--- PROBLEM ---
Retype the complete listing without any change.

--- DATA SHOWN ---
-------

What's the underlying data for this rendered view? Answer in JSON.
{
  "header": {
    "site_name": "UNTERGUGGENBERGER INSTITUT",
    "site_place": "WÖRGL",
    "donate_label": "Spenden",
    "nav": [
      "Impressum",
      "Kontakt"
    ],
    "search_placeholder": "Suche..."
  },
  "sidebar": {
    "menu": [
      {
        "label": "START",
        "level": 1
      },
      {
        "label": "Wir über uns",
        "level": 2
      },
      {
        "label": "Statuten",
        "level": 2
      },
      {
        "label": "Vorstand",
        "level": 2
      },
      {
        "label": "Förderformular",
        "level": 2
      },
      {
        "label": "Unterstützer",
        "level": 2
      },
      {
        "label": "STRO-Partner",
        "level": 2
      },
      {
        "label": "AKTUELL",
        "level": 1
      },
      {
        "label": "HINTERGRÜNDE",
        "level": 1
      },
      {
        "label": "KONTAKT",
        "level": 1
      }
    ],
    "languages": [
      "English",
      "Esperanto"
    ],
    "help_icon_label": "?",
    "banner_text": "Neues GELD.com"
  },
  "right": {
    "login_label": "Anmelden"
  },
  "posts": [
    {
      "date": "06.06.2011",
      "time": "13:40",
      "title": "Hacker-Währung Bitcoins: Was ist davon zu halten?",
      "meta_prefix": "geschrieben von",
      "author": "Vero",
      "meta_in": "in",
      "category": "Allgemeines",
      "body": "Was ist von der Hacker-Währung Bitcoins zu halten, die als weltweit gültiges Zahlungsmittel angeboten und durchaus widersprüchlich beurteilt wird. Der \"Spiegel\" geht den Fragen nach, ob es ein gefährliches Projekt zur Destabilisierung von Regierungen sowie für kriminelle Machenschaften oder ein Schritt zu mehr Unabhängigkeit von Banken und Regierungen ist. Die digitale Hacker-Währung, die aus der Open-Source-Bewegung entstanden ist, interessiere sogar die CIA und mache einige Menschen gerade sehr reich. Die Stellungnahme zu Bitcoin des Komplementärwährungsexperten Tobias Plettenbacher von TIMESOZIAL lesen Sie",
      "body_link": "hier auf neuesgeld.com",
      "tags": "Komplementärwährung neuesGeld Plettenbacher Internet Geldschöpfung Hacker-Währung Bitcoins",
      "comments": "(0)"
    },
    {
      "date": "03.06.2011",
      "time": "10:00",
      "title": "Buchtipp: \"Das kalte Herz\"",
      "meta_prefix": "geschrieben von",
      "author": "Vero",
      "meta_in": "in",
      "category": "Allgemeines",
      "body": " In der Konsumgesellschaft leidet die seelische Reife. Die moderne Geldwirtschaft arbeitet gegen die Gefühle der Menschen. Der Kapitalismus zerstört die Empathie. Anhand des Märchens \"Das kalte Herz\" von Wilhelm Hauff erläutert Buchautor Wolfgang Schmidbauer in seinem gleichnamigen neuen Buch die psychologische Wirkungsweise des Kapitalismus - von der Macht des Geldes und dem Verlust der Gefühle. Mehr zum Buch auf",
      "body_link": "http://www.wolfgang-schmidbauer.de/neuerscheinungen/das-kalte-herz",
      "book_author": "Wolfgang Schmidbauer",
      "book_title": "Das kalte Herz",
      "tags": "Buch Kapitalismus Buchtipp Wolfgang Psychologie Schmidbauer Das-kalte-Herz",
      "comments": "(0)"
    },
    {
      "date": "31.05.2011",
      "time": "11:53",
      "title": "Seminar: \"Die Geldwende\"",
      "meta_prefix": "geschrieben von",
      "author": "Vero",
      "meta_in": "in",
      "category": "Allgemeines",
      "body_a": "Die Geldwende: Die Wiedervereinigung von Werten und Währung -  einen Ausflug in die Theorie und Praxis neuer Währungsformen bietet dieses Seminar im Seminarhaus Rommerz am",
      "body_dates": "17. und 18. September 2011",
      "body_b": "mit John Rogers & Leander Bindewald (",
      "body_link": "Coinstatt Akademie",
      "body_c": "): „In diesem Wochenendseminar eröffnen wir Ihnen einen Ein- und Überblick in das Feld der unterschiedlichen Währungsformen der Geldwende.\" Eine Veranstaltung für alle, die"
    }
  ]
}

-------

--- ANSWER TO THIS TASK ---
What's the underlying data for this rendered view? Answer in JSON.
{
  "header": {
    "site_name": "UNTERGUGGENBERGER INSTITUT",
    "site_place": "WÖRGL",
    "donate_label": "Spenden",
    "nav": [
      "Impressum",
      "Kontakt"
    ],
    "search_placeholder": "Suche..."
  },
  "sidebar": {
    "menu": [
      {
        "label": "START",
        "level": 1
      },
      {
        "label": "Wir über uns",
        "level": 2
      },
      {
        "label": "Statuten",
        "level": 2
      },
      {
        "label": "Vorstand",
        "level": 2
      },
      {
        "label": "Förderformular",
        "level": 2
      },
      {
        "label": "Unterstützer",
        "level": 2
      },
      {
        "label": "STRO-Partner",
        "level": 2
      },
      {
        "label": "AKTUELL",
        "level": 1
      },
      {
        "label": "HINTERGRÜNDE",
        "level": 1
      },
      {
        "label": "KONTAKT",
        "level": 1
      }
    ],
    "languages": [
      "English",
      "Esperanto"
    ],
    "help_icon_label": "?",
    "banner_text": "Neues GELD.com"
  },
  "right": {
    "login_label": "Anmelden"
  },
  "posts": [
    {
      "date": "06.06.2011",
      "time": "13:40",
      "title": "Hacker-Währung Bitcoins: Was ist davon zu halten?",
      "meta_prefix": "geschrieben von",
      "author": "Vero",
      "meta_in": "in",
      "category": "Allgemeines",
      "body": "Was ist von der Hacker-Währung Bitcoins zu halten, die als weltweit gültiges Zahlungsmittel angeboten und durchaus widersprüchlich beurteilt wird. Der \"Spiegel\" geht den Fragen nach, ob es ein gefährliches Projekt zur Destabilisierung von Regierungen sowie für kriminelle Machenschaften oder ein Schritt zu mehr Unabhängigkeit von Banken und Regierungen ist. Die digitale Hacker-Währung, die aus der Open-Source-Bewegung entstanden ist, interessiere sogar die CIA und mache einige Menschen gerade sehr reich. Die Stellungnahme zu Bitcoin des Komplementärwährungsexperten Tobias Plettenbacher von TIMESOZIAL lesen Sie",
      "body_link": "hier auf neuesgeld.com",
      "tags": "Komplementärwährung neuesGeld Plettenbacher Internet Geldschöpfung Hacker-Währung Bitcoins",
      "comments": "(0)"
    },
    {
      "date": "03.06.2011",
      "time": "10:00",
      "title": "Buchtipp: \"Das kalte Herz\"",
      "meta_prefix": "geschrieben von",
      "author": "Vero",
      "meta_in": "in",
      "category": "Allgemeines",
      "body": " In der Konsumgesellschaft leidet die seelische Reife. Die moderne Geldwirtschaft arbeitet gegen die Gefühle der Menschen. Der Kapitalismus zerstört die Empathie. Anhand des Märchens \"Das kalte Herz\" von Wilhelm Hauff erläutert Buchautor Wolfgang Schmidbauer in seinem gleichnamigen neuen Buch die psychologische Wirkungsweise des Kapitalismus - von der Macht des Geldes und dem Verlust der Gefühle. Mehr zum Buch auf",
      "body_link": "http://www.wolfgang-schmidbauer.de/neuerscheinungen/das-kalte-herz",
      "book_author": "Wolfgang Schmidbauer",
      "book_title": "Das kalte Herz",
      "tags": "Buch Kapitalismus Buchtipp Wolfgang Psychologie Schmidbauer Das-kalte-Herz",
      "comments": "(0)"
    },
    {
      "date": "31.05.2011",
      "time": "11:53",
      "title": "Seminar: \"Die Geldwende\"",
      "meta_prefix": "geschrieben von",
      "author": "Vero",
      "meta_in": "in",
      "category": "Allgemeines",
      "body_a": "Die Geldwende: Die Wiedervereinigung von Werten und Währung -  einen Ausflug in die Theorie und Praxis neuer Währungsformen bietet dieses Seminar im Seminarhaus Rommerz am",
      "body_dates": "17. und 18. September 2011",
      "body_b": "mit John Rogers & Leander Bindewald (",
      "body_link": "Coinstatt Akademie",
      "body_c": "): „In diesem Wochenendseminar eröffnen wir Ihnen einen Ein- und Überblick in das Feld der unterschiedlichen Währungsformen der Geldwende.\" Eine Veranstaltung für alle, die"
    }
  ]
}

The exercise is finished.